The Plaza design caters assiduously to the block's legacy of free expression. Portable chairs will, in Sullivan's words, "give you authorship to move," and even the trees may be set in wheeled pots. Playing the blank page is also smart design policy when you're asking to transform a city block. Sullivan hopes to place rolling planters at each end, which can be pushed out of the way if emergency vehicles need to drive through. (These would be watered with rainwater collected on the site.) Even the plaza's most striking feature isn't quite permanent: the striated green-and-white ground surface, a mime of the pattern on Brunelleschi's Duomo in Florence, Italy, will be painted initially, and only later set in stone. For Sullivan, the Plaza amounts to "a simple platform for unscripted change." Appropriately, among the few fixed features will be quotes from poets, inscribed in the ground.

Renderings by Mark Pechenik


Between Alexa, Siri, and Google, artificial intelligence is quickly changing us and the way we live. We no longer have to get up to turn on the lights or set the thermostat, we can find the fastest route to work with a click, and, most importantly, tag our friends in pictures. But interacting with the world isn't the only thing AI is making easier – now we can use it save the world, too.

Keep Reading Show less
Good News

An anonymous White House official claims President Trump cruelly limited Hispanic immigrants in their new book, "A Warning."

The book, to be released on November 19, gives an alleged insider account of the Trump White House and paints a picture of the president as a chaotic man who lacks the mental and moral acumen required for the job.

The anonymous staffer says that Trump once feigned a Hispanic accent and made fun of women attempting to immigrate to the U.S.

Keep Reading Show less
via KTVU / YouTube

The 63-year-old Oakland-Alameda Coliseum, currently branded the RingCentral Coliseum, is one of the most decrepit sports venues in America.

The home to the the NFL's Oakland Raiders (until they move to Las Vegas next season) and MLB's A's, is notoriously known as the Black Hole and has made headlines for its frequent flooding and sewage issues.

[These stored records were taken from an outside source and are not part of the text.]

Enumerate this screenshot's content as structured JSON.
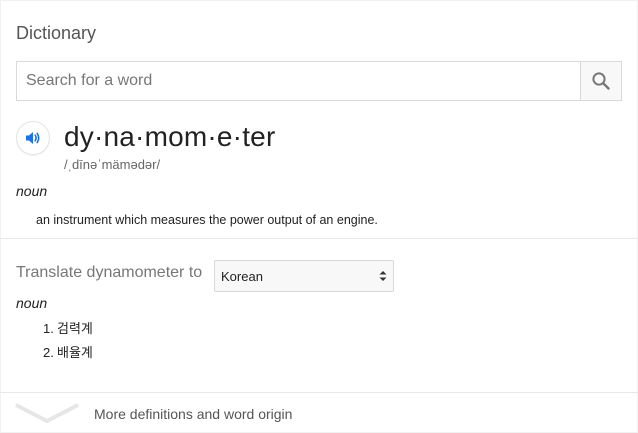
{
  "section_title": "Dictionary",
  "search": {
    "placeholder": "Search for a word",
    "value": ""
  },
  "entry": {
    "headword": "dy·na·mom·e·ter",
    "phonetic": "/ˌdīnəˈmämədər/",
    "part_of_speech": "noun",
    "definition": "an instrument which measures the power output of an engine."
  },
  "translate": {
    "label": "Translate dynamometer to",
    "selected_language": "Korean",
    "part_of_speech": "noun",
    "results": [
      {
        "num": "1.",
        "text": "검력계"
      },
      {
        "num": "2.",
        "text": "배율계"
      }
    ]
  },
  "footer": {
    "more_label": "More definitions and word origin"
  },
  "colors": {
    "accent_blue": "#1a73e8",
    "muted_text": "#777777",
    "border": "#d9d9d9"
  },
  "icons": {
    "search": "search-icon",
    "audio": "speaker-icon",
    "expand": "chevron-down-icon",
    "select": "select-arrows-icon"
  }
}
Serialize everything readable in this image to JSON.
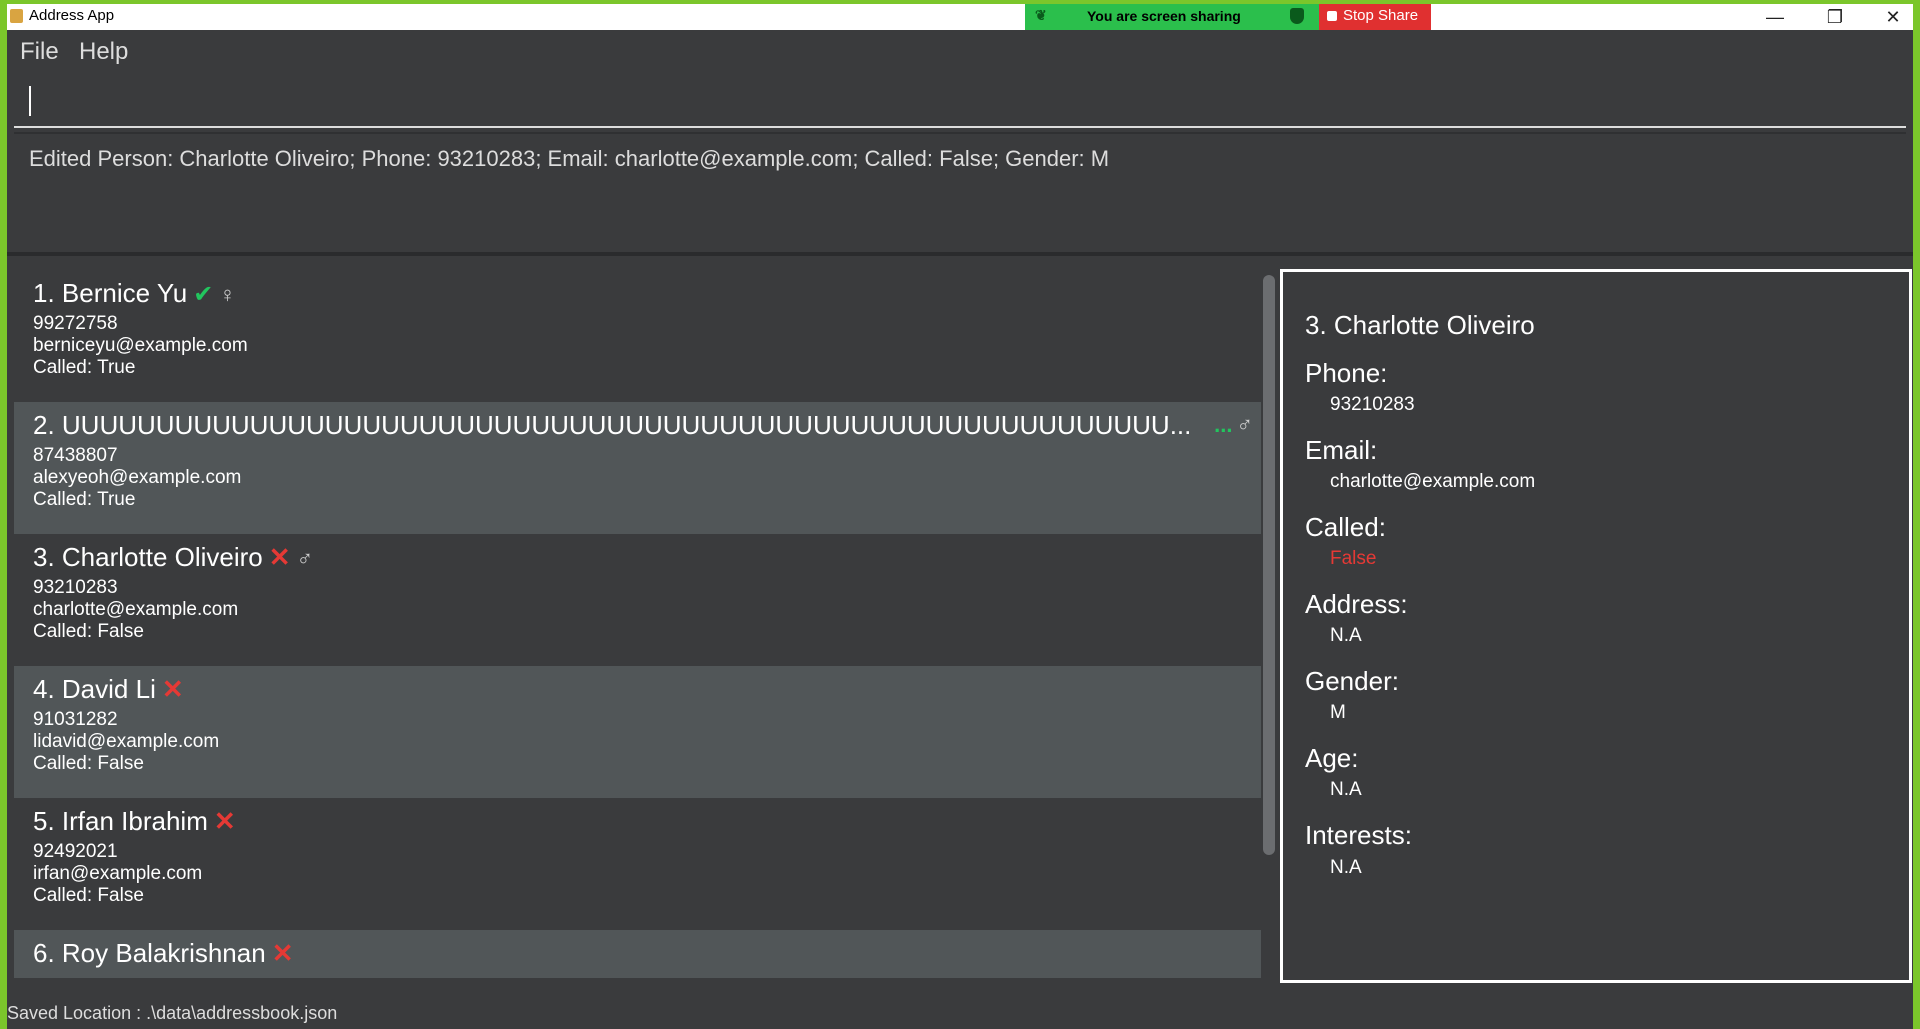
{
  "window": {
    "title": "Address App"
  },
  "share_bar": {
    "sharing_label": "You are screen sharing",
    "stop_label": "Stop Share"
  },
  "menu": {
    "file": "File",
    "help": "Help"
  },
  "command": {
    "value": ""
  },
  "result": {
    "text": "Edited Person: Charlotte Oliveiro; Phone: 93210283; Email: charlotte@example.com; Called: False; Gender: M"
  },
  "persons": [
    {
      "name": "1.  Bernice Yu",
      "phone": "99272758",
      "email": "berniceyu@example.com",
      "called": "Called: True",
      "called_mark": "✔",
      "gender_icon": "♀"
    },
    {
      "name": "2.  UUUUUUUUUUUUUUUUUUUUUUUUUUUUUUUUUUUUUUUUUUUUUUUUUUUUUUUUUUU...",
      "phone": "87438807",
      "email": "alexyeoh@example.com",
      "called": "Called: True",
      "called_mark": "...",
      "gender_icon": "♂"
    },
    {
      "name": "3.  Charlotte Oliveiro",
      "phone": "93210283",
      "email": "charlotte@example.com",
      "called": "Called: False",
      "called_mark": "✕",
      "gender_icon": "♂"
    },
    {
      "name": "4.  David Li",
      "phone": "91031282",
      "email": "lidavid@example.com",
      "called": "Called: False",
      "called_mark": "✕",
      "gender_icon": ""
    },
    {
      "name": "5.  Irfan Ibrahim",
      "phone": "92492021",
      "email": "irfan@example.com",
      "called": "Called: False",
      "called_mark": "✕",
      "gender_icon": ""
    },
    {
      "name": "6.  Roy Balakrishnan",
      "phone": "",
      "email": "",
      "called": "",
      "called_mark": "✕",
      "gender_icon": ""
    }
  ],
  "detail": {
    "title": "3.  Charlotte Oliveiro",
    "phone_label": "Phone:",
    "phone": "93210283",
    "email_label": "Email:",
    "email": "charlotte@example.com",
    "called_label": "Called:",
    "called": "False",
    "address_label": "Address:",
    "address": "N.A",
    "gender_label": "Gender:",
    "gender": "M",
    "age_label": "Age:",
    "age": "N.A",
    "interests_label": "Interests:",
    "interests": "N.A"
  },
  "status": {
    "text": "Saved Location : .\\data\\addressbook.json"
  },
  "colors": {
    "accent_green": "#22c55e",
    "error_red": "#e53935",
    "screen_share_green": "#2bbf4c"
  }
}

One of the stadium's few positive aspects is its connection to public transportation.

Keep Reading Show less
Hero Video
Yad Vashem

Since 1992, the Jewish Foundation for the Righteous has been holding reunion ceremonies between Holocaust survivors and rescuers once a year. But the tradition is coming to an end, as many have died or are too frail to travel. What might be the last reunion of its kind took place when a 92-year-old woman met up with the two surviving family members that she helped hide during the Holocaust, and their descendants.

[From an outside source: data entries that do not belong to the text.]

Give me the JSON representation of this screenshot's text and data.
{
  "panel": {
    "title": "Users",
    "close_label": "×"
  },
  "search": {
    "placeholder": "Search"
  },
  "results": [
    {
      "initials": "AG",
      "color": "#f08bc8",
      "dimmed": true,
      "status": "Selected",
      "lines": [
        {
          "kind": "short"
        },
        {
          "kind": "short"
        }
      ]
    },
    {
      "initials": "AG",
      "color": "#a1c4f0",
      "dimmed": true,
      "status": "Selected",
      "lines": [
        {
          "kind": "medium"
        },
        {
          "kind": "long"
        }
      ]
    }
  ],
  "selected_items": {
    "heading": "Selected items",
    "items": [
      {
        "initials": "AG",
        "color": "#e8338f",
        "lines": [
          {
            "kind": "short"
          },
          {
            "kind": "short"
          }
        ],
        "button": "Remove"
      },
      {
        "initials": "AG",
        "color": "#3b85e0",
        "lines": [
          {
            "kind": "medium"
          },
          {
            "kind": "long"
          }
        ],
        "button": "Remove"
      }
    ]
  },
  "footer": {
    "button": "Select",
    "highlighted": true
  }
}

Sarah Yanai and Yossi Mor introduced Melpomeni Dina (nee Gianopoulou) to their almost 40 family members, all decedents of the Mordechai family, the family of seven that Dina and her two sisters hid during WWII. "There are no words to describe this feeling," Dina told the Jeruselum Post. "It is very emotional for us to be together again."

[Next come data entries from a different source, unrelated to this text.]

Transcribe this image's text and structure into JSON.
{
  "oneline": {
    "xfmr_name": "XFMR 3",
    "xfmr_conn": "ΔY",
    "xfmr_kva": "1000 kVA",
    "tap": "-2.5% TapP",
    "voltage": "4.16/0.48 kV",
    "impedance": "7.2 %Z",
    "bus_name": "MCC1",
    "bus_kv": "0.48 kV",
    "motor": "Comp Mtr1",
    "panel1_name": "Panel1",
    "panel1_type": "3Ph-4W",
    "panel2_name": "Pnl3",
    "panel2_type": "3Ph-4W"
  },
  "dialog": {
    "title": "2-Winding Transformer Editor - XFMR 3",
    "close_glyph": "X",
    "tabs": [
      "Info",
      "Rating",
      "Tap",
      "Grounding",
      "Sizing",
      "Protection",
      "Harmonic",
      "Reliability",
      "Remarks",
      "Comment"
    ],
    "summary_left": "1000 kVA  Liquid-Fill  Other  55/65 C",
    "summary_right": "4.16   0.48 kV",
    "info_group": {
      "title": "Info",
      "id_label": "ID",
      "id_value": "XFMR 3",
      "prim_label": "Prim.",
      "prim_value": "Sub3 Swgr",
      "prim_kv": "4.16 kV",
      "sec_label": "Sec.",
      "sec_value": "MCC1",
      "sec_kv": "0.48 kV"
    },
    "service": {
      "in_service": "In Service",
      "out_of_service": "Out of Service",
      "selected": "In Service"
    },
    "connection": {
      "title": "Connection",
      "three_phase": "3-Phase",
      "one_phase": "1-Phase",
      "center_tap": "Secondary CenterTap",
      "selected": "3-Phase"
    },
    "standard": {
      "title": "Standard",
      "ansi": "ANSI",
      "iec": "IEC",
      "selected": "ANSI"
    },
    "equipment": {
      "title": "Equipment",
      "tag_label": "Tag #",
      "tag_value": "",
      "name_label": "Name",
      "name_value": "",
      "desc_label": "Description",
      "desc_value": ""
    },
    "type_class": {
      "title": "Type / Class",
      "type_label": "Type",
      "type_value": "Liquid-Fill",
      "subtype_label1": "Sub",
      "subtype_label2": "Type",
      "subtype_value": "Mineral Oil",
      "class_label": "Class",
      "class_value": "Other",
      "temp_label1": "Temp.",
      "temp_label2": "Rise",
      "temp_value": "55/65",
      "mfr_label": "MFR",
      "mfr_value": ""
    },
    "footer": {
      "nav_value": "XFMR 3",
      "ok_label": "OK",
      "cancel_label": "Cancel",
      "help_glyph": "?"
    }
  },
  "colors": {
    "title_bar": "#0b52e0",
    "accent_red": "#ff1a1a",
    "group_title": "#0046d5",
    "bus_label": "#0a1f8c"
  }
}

Keep Reading Show less
via Facebook / Autumn Dayss

Facebook user and cosplayer Autumn Dayss has stirred up a bit of Halloween controversy with her last-minute costume, an anti-Vaxx mother.

An image she posted to the social network shows a smiling Dayss wearing a baby carrier featuring a small skeleton. "Going to a costume party tonight as Karen and her non-vaccinated child," the caption over the image reads.

Keep Reading Show less